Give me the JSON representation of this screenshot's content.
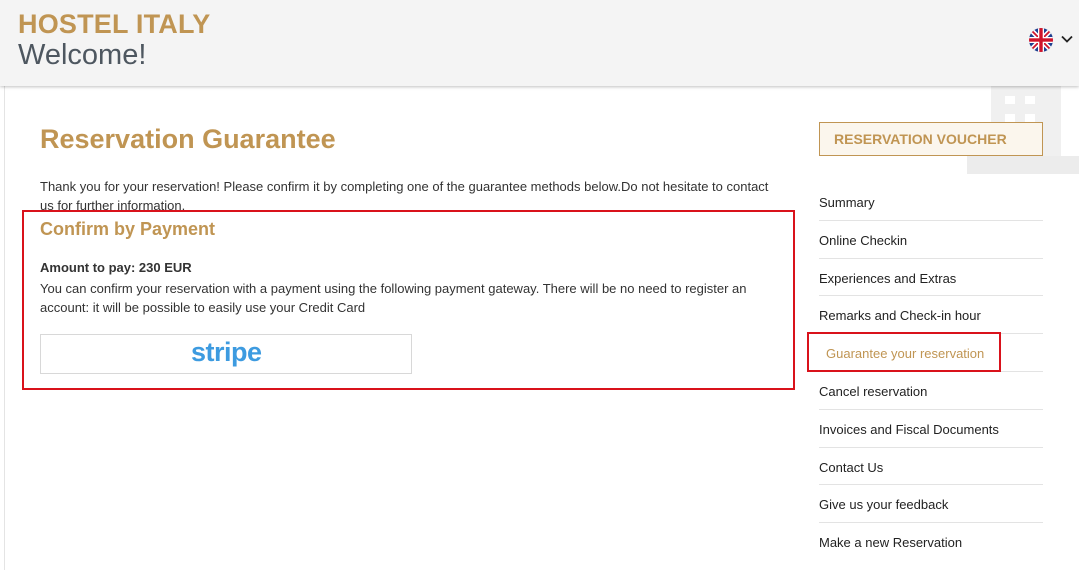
{
  "header": {
    "brand": "HOSTEL ITALY",
    "welcome": "Welcome!",
    "language_icon": "uk-flag-icon",
    "dropdown_icon": "chevron-down-icon"
  },
  "main": {
    "title": "Reservation Guarantee",
    "intro": "Thank you for your reservation! Please confirm it by completing one of the guarantee methods below.Do not hesitate to contact us for further information.",
    "payment": {
      "title": "Confirm by Payment",
      "amount": "Amount to pay: 230 EUR",
      "description": "You can confirm your reservation with a payment using the following payment gateway. There will be no need to register an account: it will be possible to easily use your Credit Card",
      "gateway_label": "stripe"
    }
  },
  "sidebar": {
    "voucher_label": "RESERVATION VOUCHER",
    "items": [
      {
        "label": "Summary"
      },
      {
        "label": "Online Checkin"
      },
      {
        "label": "Experiences and Extras"
      },
      {
        "label": "Remarks and Check-in hour"
      },
      {
        "label": "Guarantee your reservation"
      },
      {
        "label": "Cancel reservation"
      },
      {
        "label": "Invoices and Fiscal Documents"
      },
      {
        "label": "Contact Us"
      },
      {
        "label": "Give us your feedback"
      },
      {
        "label": "Make a new Reservation"
      }
    ]
  },
  "colors": {
    "accent": "#c09553",
    "highlight": "#d9121b",
    "stripe": "#3d9be0"
  }
}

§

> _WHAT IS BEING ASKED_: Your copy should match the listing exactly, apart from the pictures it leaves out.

> _WRITTEN SOLUTION_:
Give me the JSON representation of this screenshot's content.
{
  "header": {
    "brand": "HOSTEL ITALY",
    "welcome": "Welcome!",
    "language_icon": "uk-flag-icon",
    "dropdown_icon": "chevron-down-icon"
  },
  "main": {
    "title": "Reservation Guarantee",
    "intro": "Thank you for your reservation! Please confirm it by completing one of the guarantee methods below.Do not hesitate to contact us for further information.",
    "payment": {
      "title": "Confirm by Payment",
      "amount": "Amount to pay: 230 EUR",
      "description": "You can confirm your reservation with a payment using the following payment gateway. There will be no need to register an account: it will be possible to easily use your Credit Card",
      "gateway_label": "stripe"
    }
  },
  "sidebar": {
    "voucher_label": "RESERVATION VOUCHER",
    "items": [
      {
        "label": "Summary"
      },
      {
        "label": "Online Checkin"
      },
      {
        "label": "Experiences and Extras"
      },
      {
        "label": "Remarks and Check-in hour"
      },
      {
        "label": "Guarantee your reservation"
      },
      {
        "label": "Cancel reservation"
      },
      {
        "label": "Invoices and Fiscal Documents"
      },
      {
        "label": "Contact Us"
      },
      {
        "label": "Give us your feedback"
      },
      {
        "label": "Make a new Reservation"
      }
    ]
  },
  "colors": {
    "accent": "#c09553",
    "highlight": "#d9121b",
    "stripe": "#3d9be0"
  }
}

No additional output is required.